In fact, you are never too young to start thinking about this. The American Heart Association recommends that people start heart disease prevention at the age of 20.
In the future, the odds are about one in three that you will die of cardiovascular disease. So why not try to put it away as long as possible – or prevent it altogether?
What are the heart attacks and cardiac arrest?
Do you know the difference between a heart attack and cardiac arrest?
The cause of a heart attack (or myocardial infarction) is pretty easy to understand, it is essentially a plumbing problem. The heart is a pump that circulates the blood throughout your body, but like all pumps, it needs an energy supply to work, in this case, a flow of blood with oxygen and nutrients.
Sometimes the arteries that feed the heart called the coronary arteries get clogged with a combination of fats, clotted blood, and other stuff. Suddenly if a blood clot blocks a clogged artery, the heart stops getting the fuel it needs, the cells start starving and dying, and the pump stop working.
Cardiac arrest is different from a heart attack is a plumbing problem, cardiac arrest is electrical. The heart is triggered to beat with regular electrical impulses. But if these electrical impulses become uneven causing an irregular heartbeat called an arrhythmia the pump may not work properly. When you see TV doctors shouting “Clear!” and shocking a flat-lining patient with paddles, they are dealing with cardiac arrest. They are trying to electrically jolt the heart back into the correct rhythm. When it is critical, cardiac arrest is known as “sudden cardiac death.”
How a heart attack or cardiac arrest can be prevented?
Heart attack and cardiac arrest can be prevented by avoiding clots and the build-up of plaque in your arteries called atherosclerosis.
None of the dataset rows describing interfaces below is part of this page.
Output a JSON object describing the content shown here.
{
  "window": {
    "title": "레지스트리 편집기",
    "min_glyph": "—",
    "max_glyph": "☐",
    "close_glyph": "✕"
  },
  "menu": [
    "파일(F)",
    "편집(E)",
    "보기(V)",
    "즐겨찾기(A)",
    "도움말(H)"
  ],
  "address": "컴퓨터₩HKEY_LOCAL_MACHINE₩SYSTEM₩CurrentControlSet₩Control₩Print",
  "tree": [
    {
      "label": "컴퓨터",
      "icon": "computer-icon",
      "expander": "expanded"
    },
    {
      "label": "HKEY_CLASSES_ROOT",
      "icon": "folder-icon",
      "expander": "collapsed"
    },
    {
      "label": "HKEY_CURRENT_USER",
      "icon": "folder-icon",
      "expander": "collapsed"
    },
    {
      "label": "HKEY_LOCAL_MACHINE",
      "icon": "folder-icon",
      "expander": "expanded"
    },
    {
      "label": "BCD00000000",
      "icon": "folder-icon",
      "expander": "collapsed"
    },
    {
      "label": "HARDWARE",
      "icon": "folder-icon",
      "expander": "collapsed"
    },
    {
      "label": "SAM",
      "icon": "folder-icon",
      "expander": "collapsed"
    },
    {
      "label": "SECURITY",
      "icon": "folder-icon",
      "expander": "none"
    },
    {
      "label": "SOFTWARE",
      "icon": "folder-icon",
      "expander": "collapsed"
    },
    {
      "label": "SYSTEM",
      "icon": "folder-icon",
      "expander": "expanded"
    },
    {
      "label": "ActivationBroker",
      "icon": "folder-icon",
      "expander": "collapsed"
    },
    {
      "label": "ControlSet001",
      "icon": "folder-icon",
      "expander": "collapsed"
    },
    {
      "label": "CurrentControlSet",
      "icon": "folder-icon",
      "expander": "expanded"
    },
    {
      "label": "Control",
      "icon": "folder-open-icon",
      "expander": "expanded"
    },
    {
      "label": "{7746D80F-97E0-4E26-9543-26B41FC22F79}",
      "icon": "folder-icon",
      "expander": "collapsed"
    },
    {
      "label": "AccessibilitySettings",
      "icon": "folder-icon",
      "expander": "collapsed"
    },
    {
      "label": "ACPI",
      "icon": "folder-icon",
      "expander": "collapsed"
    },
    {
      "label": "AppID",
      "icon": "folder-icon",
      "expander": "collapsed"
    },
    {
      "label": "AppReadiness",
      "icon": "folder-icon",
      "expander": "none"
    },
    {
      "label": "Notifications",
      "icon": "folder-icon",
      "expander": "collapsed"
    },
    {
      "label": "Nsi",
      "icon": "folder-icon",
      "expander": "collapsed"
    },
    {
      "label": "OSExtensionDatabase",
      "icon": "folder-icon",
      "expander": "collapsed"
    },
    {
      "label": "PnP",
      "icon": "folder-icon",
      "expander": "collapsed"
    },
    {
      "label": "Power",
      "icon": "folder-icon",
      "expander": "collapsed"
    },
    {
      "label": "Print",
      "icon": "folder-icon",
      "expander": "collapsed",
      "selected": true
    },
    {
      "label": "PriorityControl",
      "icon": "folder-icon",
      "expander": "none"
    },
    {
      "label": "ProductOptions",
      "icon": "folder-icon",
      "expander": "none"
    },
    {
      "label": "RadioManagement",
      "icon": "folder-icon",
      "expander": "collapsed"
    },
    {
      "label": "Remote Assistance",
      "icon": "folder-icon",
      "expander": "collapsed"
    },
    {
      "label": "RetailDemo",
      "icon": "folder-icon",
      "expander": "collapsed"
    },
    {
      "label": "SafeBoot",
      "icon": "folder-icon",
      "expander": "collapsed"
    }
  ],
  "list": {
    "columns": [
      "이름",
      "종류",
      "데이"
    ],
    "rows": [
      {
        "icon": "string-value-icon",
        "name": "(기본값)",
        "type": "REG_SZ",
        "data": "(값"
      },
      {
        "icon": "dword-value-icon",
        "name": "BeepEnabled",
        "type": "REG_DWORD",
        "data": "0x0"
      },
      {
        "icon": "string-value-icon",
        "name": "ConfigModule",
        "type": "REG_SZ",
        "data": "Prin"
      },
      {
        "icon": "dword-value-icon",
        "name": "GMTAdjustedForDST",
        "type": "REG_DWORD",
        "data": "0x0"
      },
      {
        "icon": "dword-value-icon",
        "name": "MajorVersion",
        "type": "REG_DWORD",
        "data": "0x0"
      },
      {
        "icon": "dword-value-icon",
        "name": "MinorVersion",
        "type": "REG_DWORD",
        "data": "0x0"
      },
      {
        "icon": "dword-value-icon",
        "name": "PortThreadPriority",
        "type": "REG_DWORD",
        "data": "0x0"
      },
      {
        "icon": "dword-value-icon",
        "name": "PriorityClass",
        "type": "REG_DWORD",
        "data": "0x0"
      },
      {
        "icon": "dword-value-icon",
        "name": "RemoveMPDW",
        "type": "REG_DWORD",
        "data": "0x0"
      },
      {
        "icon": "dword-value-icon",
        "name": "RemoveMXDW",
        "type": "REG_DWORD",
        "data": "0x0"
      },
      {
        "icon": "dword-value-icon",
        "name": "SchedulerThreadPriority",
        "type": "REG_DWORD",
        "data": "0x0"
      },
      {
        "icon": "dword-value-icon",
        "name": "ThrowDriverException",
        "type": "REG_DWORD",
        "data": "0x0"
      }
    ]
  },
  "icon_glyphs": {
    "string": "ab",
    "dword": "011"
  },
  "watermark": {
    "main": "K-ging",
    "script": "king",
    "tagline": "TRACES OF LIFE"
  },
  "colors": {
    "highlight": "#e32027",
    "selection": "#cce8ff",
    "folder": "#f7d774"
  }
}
If the blood keeps flowing smoothly through your body, your risks of having problems are much lower.
Plaque builds up slowly, it accelerates around the age of 50 to 60. But you can reduce the build-up if you do the thing listed below:
- Exercise: At least half an hour daily
- Eat healthily: Eat fruits and vegetables more than unhealthy fats
- Lose weight: If you are overweight
- Quit Smoking: Smoking creates plaque 2 to 4 times more than unhealthy food
- Reduce Stress: Emotional or mental stress.